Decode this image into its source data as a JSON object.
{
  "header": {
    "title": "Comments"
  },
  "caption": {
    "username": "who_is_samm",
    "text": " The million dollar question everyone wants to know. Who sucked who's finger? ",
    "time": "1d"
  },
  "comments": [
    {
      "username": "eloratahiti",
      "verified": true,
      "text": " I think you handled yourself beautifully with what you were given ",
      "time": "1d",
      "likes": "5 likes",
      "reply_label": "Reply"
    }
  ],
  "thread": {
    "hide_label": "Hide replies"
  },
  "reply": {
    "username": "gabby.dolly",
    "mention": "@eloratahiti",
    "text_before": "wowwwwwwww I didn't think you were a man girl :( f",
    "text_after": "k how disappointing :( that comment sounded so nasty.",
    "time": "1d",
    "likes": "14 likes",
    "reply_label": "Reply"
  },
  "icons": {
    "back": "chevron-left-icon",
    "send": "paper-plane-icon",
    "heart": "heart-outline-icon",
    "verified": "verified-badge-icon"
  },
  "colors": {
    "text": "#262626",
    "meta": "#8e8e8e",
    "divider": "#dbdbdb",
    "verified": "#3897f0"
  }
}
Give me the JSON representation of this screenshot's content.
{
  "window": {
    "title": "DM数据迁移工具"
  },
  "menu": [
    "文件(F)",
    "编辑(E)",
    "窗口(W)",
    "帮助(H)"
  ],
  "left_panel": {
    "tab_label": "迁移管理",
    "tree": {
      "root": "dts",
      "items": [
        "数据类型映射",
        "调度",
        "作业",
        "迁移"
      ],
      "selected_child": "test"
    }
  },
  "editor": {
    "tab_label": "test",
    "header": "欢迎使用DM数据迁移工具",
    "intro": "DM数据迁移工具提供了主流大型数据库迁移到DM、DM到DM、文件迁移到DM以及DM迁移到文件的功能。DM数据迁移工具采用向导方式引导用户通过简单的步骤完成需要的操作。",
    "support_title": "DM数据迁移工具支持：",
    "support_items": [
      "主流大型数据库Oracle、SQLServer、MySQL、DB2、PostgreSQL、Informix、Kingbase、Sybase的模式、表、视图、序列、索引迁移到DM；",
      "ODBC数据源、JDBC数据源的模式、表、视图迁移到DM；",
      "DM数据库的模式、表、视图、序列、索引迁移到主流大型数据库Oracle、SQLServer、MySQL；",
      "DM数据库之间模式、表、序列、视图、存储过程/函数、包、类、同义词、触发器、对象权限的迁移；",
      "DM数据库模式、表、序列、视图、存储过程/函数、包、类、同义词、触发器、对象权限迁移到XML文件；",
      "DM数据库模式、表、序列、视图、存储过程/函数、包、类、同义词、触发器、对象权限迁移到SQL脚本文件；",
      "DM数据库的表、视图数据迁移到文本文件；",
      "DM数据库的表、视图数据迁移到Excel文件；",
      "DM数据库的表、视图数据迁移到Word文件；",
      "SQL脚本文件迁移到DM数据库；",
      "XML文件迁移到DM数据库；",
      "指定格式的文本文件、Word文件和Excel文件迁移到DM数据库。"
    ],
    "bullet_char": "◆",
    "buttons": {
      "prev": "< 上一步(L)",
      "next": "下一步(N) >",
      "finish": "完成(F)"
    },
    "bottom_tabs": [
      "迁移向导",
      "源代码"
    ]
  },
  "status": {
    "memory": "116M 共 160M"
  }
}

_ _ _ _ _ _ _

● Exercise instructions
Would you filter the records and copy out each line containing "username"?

● Response below
    "username": "who_is_samm",
      "username": "eloratahiti",
    "username": "gabby.dolly",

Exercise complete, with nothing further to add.